Seacats Summer Swim Club competes and practices at the local Columbian Aquatics Center behind Casey's Pub. The team also runs practice out of Eisenhower Pool, a Springfield Park District facility on the east side of town. This summer-only recreational program moved from its previous location due to facility decline and closure a few years ago. With their home facility becoming a safety hazard for competition, the parent-run organization had to move to it's current home at the CAC in 2016. Here this program rebranded its self and became the premiere team in the Mid-State Conference. Boasting three back-to-back summer conference championships in 2017,2018, and 2019, Seacats Swim Club provides the best training, the most coach-to-athlete availability, & training equipment for all athletes. This program works to help other programs within our conference as well as acting as a stepping-stone team from our lesson programs. In addition, the Seacats serve as the recreational version of our club team. Summer swimming is where local athletes first get a chance to fall in love with this sport and/or gain skills for life.
With all of the great things that the Seacats have earned and provided in the local swimming community, you may be asking yourself, "why does this historically successful program need community support?"
The answer to this is simple. The program is facing challenges due to new responsibilities placed on the club. CAC is a private club with a member-driven pool and is focused on leisure swimming. Therefore, the Seacats Swim Club is not a focus of the facility.
In the past, Seacats programs were able to run with only a one-time fee from each swimmer, with the goal of a short eight-week recreational season. This was enough for the team to thrive without sponsorship. With the move to a new facility, the team is now responsible for the upkeep of all items used to run our program, unlike before. Some of these items (i.e. lane lines, blocks, timing systems, clocks.) are extremely expensive upfront but last a minimum of 10 years or more.

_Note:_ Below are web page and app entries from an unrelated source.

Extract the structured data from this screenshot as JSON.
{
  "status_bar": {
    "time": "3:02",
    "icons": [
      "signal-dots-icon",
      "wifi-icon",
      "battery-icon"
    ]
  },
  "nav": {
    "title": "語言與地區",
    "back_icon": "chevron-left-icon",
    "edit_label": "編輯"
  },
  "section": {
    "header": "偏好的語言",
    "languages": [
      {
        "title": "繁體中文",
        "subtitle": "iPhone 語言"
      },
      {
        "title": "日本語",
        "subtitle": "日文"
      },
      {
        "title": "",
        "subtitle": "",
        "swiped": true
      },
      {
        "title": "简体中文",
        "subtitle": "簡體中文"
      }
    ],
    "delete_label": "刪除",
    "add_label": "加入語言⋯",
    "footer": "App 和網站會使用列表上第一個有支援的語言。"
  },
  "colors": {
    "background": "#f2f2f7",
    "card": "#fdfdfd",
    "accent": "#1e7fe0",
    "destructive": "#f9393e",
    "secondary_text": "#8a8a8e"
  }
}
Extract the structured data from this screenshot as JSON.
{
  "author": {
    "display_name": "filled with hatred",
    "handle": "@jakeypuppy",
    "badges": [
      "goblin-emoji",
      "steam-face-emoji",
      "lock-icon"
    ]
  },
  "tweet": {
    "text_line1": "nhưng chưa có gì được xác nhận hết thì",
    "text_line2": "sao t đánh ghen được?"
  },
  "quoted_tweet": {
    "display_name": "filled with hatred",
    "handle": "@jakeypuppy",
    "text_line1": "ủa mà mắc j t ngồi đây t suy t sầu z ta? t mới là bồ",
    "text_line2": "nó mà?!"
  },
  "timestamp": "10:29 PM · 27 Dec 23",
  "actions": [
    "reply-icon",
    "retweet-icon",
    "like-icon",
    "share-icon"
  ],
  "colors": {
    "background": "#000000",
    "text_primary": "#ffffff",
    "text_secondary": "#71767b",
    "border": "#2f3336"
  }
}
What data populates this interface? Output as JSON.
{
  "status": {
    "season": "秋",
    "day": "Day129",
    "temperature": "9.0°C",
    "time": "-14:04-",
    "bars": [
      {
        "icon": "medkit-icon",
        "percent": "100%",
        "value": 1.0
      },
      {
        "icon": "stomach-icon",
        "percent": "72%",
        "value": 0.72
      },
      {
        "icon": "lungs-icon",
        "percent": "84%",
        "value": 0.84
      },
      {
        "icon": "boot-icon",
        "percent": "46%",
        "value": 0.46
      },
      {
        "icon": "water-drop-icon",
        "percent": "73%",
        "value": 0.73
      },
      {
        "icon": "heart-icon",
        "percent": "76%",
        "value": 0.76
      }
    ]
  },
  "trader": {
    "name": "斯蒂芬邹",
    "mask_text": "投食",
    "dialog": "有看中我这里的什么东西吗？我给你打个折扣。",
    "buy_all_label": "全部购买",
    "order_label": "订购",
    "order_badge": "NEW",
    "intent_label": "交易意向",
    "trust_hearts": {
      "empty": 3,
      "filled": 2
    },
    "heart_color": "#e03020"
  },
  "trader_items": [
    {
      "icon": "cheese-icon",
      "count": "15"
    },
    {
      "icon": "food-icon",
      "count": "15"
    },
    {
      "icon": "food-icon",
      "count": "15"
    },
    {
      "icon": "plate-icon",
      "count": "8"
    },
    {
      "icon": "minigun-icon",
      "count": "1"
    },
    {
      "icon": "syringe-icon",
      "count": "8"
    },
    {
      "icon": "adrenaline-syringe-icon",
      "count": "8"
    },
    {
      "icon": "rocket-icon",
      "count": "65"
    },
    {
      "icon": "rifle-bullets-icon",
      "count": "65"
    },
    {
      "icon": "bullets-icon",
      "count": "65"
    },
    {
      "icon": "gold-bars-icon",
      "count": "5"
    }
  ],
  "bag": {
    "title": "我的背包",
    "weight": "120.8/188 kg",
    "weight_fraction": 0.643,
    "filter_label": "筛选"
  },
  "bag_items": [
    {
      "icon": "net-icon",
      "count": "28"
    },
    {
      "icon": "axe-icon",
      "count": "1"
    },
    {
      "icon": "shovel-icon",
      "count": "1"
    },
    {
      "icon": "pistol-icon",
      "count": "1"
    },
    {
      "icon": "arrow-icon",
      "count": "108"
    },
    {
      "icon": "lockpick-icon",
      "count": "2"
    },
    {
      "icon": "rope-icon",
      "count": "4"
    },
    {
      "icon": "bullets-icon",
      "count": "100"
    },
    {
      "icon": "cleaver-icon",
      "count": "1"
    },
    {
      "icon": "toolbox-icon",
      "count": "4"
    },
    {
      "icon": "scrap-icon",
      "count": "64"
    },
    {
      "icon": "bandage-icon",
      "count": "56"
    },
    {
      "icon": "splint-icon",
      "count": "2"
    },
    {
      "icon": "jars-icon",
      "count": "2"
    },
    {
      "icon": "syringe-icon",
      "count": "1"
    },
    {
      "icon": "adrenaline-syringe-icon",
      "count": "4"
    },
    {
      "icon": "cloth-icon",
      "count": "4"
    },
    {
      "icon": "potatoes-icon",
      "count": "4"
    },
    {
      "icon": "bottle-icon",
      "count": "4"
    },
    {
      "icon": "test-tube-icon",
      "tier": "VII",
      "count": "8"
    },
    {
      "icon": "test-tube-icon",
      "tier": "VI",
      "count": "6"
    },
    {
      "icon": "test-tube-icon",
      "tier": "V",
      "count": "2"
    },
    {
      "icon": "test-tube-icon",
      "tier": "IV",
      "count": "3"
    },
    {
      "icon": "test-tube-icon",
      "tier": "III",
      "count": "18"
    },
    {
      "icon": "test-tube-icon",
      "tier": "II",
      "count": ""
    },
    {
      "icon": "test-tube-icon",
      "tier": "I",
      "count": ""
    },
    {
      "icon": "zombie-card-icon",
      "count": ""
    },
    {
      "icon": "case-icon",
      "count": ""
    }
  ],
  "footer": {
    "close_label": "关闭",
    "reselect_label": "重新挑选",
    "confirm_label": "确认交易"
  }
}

These pieces of equipment are essential to running a successful program but cost more than the program can afford on its own.